§ **Assignment**
Print out every entry, keeping each line identical to the original.

§ **Supplied records**
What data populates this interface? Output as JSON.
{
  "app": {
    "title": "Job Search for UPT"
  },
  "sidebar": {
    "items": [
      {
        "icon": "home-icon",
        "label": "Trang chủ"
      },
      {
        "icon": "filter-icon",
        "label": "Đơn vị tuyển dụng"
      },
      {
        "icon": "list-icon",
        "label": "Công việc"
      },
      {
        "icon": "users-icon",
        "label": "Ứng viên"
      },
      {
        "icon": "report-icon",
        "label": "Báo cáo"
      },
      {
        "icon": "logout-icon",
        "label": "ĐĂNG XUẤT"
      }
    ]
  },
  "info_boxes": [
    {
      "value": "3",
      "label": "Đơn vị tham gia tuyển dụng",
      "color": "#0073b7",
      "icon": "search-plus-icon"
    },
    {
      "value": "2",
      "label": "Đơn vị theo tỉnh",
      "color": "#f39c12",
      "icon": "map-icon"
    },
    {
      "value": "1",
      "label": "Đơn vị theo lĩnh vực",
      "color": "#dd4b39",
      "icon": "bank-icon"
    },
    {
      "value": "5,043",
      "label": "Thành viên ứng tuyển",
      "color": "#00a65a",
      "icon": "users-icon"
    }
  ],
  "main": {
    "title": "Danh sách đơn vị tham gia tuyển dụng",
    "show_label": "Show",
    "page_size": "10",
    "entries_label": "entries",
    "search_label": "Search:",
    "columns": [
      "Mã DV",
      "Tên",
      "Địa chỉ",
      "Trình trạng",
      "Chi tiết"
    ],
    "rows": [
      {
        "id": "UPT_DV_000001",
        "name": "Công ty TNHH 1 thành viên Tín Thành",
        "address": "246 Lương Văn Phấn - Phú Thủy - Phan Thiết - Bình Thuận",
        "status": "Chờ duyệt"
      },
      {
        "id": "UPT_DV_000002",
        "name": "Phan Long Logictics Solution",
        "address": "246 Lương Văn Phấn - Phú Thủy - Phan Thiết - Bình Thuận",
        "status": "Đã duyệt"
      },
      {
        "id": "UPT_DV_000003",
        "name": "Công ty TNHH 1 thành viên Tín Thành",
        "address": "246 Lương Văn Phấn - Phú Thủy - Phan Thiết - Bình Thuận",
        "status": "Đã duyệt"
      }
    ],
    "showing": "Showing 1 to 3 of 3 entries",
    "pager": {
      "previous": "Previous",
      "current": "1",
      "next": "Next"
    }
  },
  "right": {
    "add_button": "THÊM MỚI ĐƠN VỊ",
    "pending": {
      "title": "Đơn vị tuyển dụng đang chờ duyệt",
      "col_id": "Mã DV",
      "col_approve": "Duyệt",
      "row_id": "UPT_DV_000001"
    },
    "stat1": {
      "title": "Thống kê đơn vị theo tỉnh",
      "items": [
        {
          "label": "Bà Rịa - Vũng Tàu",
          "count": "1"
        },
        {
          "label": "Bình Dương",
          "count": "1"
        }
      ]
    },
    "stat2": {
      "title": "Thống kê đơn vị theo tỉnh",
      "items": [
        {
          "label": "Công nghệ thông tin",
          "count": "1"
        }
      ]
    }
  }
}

§ **Finished exercise**
What data populates this interface? Output as JSON.
{
  "app": {
    "title": "Job Search for UPT"
  },
  "sidebar": {
    "items": [
      {
        "icon": "home-icon",
        "label": "Trang chủ"
      },
      {
        "icon": "filter-icon",
        "label": "Đơn vị tuyển dụng"
      },
      {
        "icon": "list-icon",
        "label": "Công việc"
      },
      {
        "icon": "users-icon",
        "label": "Ứng viên"
      },
      {
        "icon": "report-icon",
        "label": "Báo cáo"
      },
      {
        "icon": "logout-icon",
        "label": "ĐĂNG XUẤT"
      }
    ]
  },
  "info_boxes": [
    {
      "value": "3",
      "label": "Đơn vị tham gia tuyển dụng",
      "color": "#0073b7",
      "icon": "search-plus-icon"
    },
    {
      "value": "2",
      "label": "Đơn vị theo tỉnh",
      "color": "#f39c12",
      "icon": "map-icon"
    },
    {
      "value": "1",
      "label": "Đơn vị theo lĩnh vực",
      "color": "#dd4b39",
      "icon": "bank-icon"
    },
    {
      "value": "5,043",
      "label": "Thành viên ứng tuyển",
      "color": "#00a65a",
      "icon": "users-icon"
    }
  ],
  "main": {
    "title": "Danh sách đơn vị tham gia tuyển dụng",
    "show_label": "Show",
    "page_size": "10",
    "entries_label": "entries",
    "search_label": "Search:",
    "columns": [
      "Mã DV",
      "Tên",
      "Địa chỉ",
      "Trình trạng",
      "Chi tiết"
    ],
    "rows": [
      {
        "id": "UPT_DV_000001",
        "name": "Công ty TNHH 1 thành viên Tín Thành",
        "address": "246 Lương Văn Phấn - Phú Thủy - Phan Thiết - Bình Thuận",
        "status": "Chờ duyệt"
      },
      {
        "id": "UPT_DV_000002",
        "name": "Phan Long Logictics Solution",
        "address": "246 Lương Văn Phấn - Phú Thủy - Phan Thiết - Bình Thuận",
        "status": "Đã duyệt"
      },
      {
        "id": "UPT_DV_000003",
        "name": "Công ty TNHH 1 thành viên Tín Thành",
        "address": "246 Lương Văn Phấn - Phú Thủy - Phan Thiết - Bình Thuận",
        "status": "Đã duyệt"
      }
    ],
    "showing": "Showing 1 to 3 of 3 entries",
    "pager": {
      "previous": "Previous",
      "current": "1",
      "next": "Next"
    }
  },
  "right": {
    "add_button": "THÊM MỚI ĐƠN VỊ",
    "pending": {
      "title": "Đơn vị tuyển dụng đang chờ duyệt",
      "col_id": "Mã DV",
      "col_approve": "Duyệt",
      "row_id": "UPT_DV_000001"
    },
    "stat1": {
      "title": "Thống kê đơn vị theo tỉnh",
      "items": [
        {
          "label": "Bà Rịa - Vũng Tàu",
          "count": "1"
        },
        {
          "label": "Bình Dương",
          "count": "1"
        }
      ]
    },
    "stat2": {
      "title": "Thống kê đơn vị theo tỉnh",
      "items": [
        {
          "label": "Công nghệ thông tin",
          "count": "1"
        }
      ]
    }
  }
}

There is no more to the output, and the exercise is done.